  4. For bridges that are adversely affected, agreement among the SHPO, ACHP, and FHWA is reached through the Section 106 process of the NHPA on measures to minimize harm and those measures are incorporated into the project. This programmatic Section 4(f) evaluation does not apply to projects where such an agreement cannot be reached.

Procedures

This programmatic Section 4(f) evaluation applies only when the FHWA Division Administrator:

  1. Determines that the project meets the applicability criteria set forth above;
  2. Determines that all of the alternatives set forth in the Findings section have been fully evaluated;
  3. Determines that use of the findings in this document that there are no feasible and prudent alternatives to the use of the historic bridge is clearly applicable;
  4. Determines that the project complies with the Measures to Minimize Harm section of this document;
  5. Assures that implementation of the measures to minimize harm is completed; and
  6. Documents the project file that the programmatic Section 4(f) evaluation applies to the project on which it is to be used.

Coordination

Pursuant to Section 4(f), this statement has been coordinated with the Departments of the Interior, Agriculture, and Housing and Urban Development.

Issued on: July 5,1983 Approved: /Original Signed By/ Ali F. Sevin, Director Office of Environmental Policy Federal Highway Administration

For questions or feedback on this subject matter content, please contact MaryAnn Naber. For general questions or web problems, please send feedback to the web administrator.

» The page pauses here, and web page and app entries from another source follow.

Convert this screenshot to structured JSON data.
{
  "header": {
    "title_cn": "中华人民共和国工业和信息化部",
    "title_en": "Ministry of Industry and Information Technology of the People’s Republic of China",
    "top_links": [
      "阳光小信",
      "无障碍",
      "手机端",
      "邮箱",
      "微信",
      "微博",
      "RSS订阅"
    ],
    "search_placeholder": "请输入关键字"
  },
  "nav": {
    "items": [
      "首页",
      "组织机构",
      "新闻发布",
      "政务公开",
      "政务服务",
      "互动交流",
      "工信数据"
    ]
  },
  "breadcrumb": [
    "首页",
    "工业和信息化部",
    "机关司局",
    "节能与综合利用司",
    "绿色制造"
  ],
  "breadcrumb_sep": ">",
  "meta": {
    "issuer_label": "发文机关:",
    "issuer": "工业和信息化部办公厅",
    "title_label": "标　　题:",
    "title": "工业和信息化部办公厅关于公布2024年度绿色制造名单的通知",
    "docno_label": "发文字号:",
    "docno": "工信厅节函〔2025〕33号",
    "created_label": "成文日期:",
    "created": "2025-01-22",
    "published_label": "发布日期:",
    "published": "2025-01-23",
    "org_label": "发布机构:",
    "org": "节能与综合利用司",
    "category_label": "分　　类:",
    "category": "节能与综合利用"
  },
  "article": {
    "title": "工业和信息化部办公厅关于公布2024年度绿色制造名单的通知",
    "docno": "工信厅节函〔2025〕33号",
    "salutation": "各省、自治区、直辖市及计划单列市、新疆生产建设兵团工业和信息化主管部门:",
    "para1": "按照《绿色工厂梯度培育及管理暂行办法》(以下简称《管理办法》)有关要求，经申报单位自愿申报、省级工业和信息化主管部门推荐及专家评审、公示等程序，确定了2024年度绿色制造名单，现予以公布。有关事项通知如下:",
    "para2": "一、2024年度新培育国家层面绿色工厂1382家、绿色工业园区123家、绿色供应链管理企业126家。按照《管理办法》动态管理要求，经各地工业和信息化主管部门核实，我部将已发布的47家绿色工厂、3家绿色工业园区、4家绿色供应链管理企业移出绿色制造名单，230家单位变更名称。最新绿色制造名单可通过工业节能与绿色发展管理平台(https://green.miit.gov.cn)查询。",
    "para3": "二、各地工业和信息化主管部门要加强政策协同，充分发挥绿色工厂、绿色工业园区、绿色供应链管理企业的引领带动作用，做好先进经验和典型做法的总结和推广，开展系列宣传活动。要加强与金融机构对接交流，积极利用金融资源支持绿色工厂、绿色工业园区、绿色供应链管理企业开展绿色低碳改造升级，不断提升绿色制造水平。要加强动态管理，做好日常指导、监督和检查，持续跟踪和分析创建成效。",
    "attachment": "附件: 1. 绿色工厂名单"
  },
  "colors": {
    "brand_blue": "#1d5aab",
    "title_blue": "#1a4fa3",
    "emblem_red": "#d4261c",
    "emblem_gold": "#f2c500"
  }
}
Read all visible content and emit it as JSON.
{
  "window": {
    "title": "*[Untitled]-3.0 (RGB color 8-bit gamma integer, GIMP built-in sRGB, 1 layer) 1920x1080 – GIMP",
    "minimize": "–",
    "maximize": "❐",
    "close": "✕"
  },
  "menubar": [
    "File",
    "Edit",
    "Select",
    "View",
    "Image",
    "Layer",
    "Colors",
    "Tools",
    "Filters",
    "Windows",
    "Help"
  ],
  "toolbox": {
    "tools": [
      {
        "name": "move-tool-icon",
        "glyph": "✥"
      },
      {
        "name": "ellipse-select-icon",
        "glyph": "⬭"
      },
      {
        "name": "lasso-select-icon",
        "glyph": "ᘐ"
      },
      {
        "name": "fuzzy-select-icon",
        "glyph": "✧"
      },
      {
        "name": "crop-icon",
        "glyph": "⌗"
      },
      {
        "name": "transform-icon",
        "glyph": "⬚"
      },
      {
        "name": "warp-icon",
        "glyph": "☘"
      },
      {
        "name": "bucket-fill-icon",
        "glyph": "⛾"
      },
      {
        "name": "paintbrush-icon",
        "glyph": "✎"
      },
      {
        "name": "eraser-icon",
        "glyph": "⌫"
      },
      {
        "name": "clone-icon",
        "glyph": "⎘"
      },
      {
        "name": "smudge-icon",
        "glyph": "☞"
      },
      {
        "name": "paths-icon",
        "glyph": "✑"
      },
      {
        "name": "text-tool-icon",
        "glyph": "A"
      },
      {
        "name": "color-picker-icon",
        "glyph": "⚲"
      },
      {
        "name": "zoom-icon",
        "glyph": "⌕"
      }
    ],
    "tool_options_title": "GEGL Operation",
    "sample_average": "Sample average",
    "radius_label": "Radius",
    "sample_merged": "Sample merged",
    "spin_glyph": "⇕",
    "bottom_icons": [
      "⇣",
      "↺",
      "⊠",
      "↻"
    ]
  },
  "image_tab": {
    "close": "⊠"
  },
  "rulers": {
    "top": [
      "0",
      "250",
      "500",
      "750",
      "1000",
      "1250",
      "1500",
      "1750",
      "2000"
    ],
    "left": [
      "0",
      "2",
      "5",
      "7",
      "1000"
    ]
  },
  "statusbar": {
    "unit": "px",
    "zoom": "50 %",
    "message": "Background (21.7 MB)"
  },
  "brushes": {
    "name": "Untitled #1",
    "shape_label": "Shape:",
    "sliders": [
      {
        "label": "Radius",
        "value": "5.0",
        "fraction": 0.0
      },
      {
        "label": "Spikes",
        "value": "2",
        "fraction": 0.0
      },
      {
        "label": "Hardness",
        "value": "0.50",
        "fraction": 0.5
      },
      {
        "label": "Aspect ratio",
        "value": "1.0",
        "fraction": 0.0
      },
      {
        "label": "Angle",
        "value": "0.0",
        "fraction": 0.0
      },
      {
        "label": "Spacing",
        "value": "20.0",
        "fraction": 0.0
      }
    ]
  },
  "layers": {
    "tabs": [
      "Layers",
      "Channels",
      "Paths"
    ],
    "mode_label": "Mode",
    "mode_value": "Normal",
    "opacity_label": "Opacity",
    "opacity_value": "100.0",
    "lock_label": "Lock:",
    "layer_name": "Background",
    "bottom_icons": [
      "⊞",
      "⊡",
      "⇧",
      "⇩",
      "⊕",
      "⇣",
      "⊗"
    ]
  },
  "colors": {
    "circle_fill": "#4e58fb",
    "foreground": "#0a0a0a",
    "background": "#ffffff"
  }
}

Federal Highway Administration | 1200 New Jersey Avenue, SE | Washington, DC 20590 | 202-366-4000